In this week’s Nature, though I take at look at Margaret Chan’s election as director general of WHO, and what this might mean for global health.
As with any new international appointment, Chan deserves the right to a honeymoon period to show what she is made of, without prejudging her.
That said, the political election for the WHO director general remains, as always, an anachronism, that makes the Cold War seem modern. It is a nefast relic of the horsetrading of the ination state system, and where talent and competence are far down the criteria for election.
The election process, secret ballots behind closed doors by the member states of the executive board, is an anathema to transparency and democracy. It’s far removed from the merit-based search to find the best candidate to best advance global health, that we might expect in today’s modern society, and open Internet world.
Chan’s landslide victory shows at the least, for whatever that is worth for the world’s sick, that she knows how to play the existing political status quo. People who have worked with her speak highly of here though. For further information, I’d recommend The Lancet’s special as one of the best sources of coverage of the election within the existing political context.
Here are a few excerpts from the article:
The WHO faces a crisis of identity and purpose. The organization used to be the only global-health show in town, but the past decade has seen a series of new players emerge. The Global Fund to Fight AIDS, Tuberculosis and Malaria has a bigger budget than the WHO’s US$1.7 billion, and the Bill & Melinda Gates Foundation spent almost $1 billion last year supporting global health. And nearly 100 publicâ€“private health partnerships have sprung up, for example to develop drugs and vaccines for malaria and leishmaniasis.
In her manifesto, Chan endorsed such a shift in the WHO’s focus. She is also apparently open to change: she recently led a review panel that concluded that the Tropical Disease Research programme sponsored by the WHO, the United Nations and the World Bank needs to be rethought. Yet Chan’s victory surprised even some of her colleagues, who say that her track record, latterly with the WHO’s programmes on communicable diseases and pandemic influenza, is more as a diplomat than a leader.
Chan campaigned on her “outstanding leadership” as director of health in Hong Kong during the H5N1 avian flu outbreaks in 1997 and the 2003 SARS outbreak. But in 2004, a Hong Kong government inquiry sanctioned Chan for “unsatisfactory performance” in her handling of the SARS outbreak. And Hong Kong’s cull of all chickens in late 1997 to stop the spread of H5N1 happened seven months after the first human H5N1 cases were reported.
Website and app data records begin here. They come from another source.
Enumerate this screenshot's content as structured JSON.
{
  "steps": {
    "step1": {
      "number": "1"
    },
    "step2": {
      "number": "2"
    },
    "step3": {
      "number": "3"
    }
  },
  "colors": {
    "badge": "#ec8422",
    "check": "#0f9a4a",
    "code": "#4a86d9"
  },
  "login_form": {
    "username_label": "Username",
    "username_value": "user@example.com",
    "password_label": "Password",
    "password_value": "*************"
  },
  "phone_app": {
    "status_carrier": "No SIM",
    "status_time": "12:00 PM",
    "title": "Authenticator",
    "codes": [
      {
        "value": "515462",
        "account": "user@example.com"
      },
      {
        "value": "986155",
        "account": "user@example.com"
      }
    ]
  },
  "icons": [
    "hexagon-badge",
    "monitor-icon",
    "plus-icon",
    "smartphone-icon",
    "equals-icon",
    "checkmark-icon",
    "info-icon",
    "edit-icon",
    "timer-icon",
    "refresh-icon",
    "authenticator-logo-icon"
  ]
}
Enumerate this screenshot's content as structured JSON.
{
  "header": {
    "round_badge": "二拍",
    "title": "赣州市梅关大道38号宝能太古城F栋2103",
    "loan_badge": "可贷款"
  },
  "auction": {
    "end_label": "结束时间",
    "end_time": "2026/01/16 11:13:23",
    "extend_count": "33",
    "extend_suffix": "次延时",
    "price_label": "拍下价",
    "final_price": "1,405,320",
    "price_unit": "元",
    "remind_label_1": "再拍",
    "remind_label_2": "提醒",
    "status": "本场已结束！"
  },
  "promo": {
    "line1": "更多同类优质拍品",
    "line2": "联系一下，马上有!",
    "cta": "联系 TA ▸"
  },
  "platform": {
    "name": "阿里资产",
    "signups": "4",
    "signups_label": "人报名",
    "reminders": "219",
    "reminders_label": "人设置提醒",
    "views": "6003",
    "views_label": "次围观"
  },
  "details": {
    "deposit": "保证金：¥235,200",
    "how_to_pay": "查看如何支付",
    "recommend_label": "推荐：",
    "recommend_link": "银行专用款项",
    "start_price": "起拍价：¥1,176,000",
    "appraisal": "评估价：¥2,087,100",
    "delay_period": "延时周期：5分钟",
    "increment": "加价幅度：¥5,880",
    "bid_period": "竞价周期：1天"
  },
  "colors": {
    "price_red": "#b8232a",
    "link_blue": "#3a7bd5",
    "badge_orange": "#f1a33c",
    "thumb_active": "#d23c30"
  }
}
Most observers are giving Chan the benefit of the doubt. “She has travelled the rocky road of H5N1 and SARS and is well equipped to head the WHO in the many challenges and opportunities that lie ahead,” says Ken Shortridge, a veteran of infectious-disease research in China, now retired in New Zealand.
For Ellen t’Hoen, who leads MÃ©decins Sans FrontiÃ¨res’ campaign for access to essential medicines, Chan’s priority must be to put health above national and business interests. For months, under US pressure, the WHO has sat on an advisory document on using trade rules to negotiate cheaper drugs. Chan would demonstrate her independence by publishing the document, says t’Hoen.
And here is a para that I didn’t have space for:
SARS and avian flu may have forged a new Chan, says another observer. In 1997, Chan made the classic mistake of declaring ”I eat chicken every day,” in a naive bid to reassure consumers and prop up Hong Kong’s poultry industry in the face of the spread of H5N1. She has since, however, been converted to complete transparency as the best way to deal with public confidence in health agencies, says the source, and has become a force for this within a reluctant WHO.
And here is a summary of Margaret Chan’s CV
2006 Elected director general of WHO
2005 Nominated representative of the WHO Director-General for Pandemic Influenza and Assistant Director-General for Communicable Diseases.
2003 – 2005 Director, Department of Protection of the Human Environment, World Health Organization
1994 â€“ 2003 Director of the Hong Kong Department of Health
1989 – 1994 Senior positions at the Department of Health, Hong Kong
1985 – 1989 Middle management positions, Department of Health, Hong Kong
1984 – 1985 MSc in public health from Singapore National University
1978 – 1985 Medical Officer, Maternal & Child Health Services, Department of Health, Hong Kong
1977 – 1978 Internship, Victoria Hospital, London, Ontario, Canada
1973 BA from the University of Western Ontario, Canada
1947 Born in Hong Kong